— What you have to do —
Entries follow. Return each line that contains the word "chart".

--- Data Enclosed Below ---

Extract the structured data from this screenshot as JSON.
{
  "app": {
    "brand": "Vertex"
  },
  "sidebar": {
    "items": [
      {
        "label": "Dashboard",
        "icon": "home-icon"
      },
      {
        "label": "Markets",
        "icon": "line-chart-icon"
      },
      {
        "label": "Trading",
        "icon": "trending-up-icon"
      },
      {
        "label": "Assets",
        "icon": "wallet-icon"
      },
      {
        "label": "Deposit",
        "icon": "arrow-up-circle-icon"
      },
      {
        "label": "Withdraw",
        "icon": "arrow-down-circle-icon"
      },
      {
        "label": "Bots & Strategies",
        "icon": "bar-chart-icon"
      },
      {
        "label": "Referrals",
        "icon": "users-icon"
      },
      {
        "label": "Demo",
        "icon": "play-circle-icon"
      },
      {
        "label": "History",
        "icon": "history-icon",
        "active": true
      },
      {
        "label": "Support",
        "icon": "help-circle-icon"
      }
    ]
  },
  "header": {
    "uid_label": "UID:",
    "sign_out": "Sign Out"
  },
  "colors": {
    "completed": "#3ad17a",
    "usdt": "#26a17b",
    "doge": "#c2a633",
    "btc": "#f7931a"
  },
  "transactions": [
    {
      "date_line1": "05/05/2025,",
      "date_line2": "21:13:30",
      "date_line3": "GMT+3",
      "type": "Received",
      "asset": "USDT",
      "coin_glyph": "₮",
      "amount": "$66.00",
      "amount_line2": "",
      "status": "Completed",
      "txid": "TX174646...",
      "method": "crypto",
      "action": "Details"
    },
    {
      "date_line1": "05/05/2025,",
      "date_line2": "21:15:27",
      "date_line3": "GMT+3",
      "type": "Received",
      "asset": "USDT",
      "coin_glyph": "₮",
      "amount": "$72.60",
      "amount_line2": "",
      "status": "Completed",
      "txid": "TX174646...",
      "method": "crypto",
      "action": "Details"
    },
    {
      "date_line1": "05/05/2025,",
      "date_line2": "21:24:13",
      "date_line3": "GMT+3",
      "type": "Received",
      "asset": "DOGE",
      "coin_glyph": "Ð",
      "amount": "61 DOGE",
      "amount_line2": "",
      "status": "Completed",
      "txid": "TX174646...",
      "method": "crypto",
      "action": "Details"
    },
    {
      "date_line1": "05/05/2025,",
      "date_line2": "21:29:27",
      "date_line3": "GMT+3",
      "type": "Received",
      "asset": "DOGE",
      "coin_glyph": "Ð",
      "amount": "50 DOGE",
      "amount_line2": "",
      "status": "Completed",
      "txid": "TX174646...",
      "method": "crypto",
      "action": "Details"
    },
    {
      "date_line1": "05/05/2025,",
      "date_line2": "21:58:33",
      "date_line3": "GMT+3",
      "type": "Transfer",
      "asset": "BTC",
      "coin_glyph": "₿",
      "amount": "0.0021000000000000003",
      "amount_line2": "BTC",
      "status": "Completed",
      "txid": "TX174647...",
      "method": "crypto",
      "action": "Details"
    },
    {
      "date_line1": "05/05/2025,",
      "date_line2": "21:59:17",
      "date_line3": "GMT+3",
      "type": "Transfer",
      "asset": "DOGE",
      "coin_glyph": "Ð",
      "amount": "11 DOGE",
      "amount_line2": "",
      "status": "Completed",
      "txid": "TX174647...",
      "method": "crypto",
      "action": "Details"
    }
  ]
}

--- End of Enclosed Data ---

— The completed task —
        "icon": "line-chart-icon"
        "icon": "bar-chart-icon"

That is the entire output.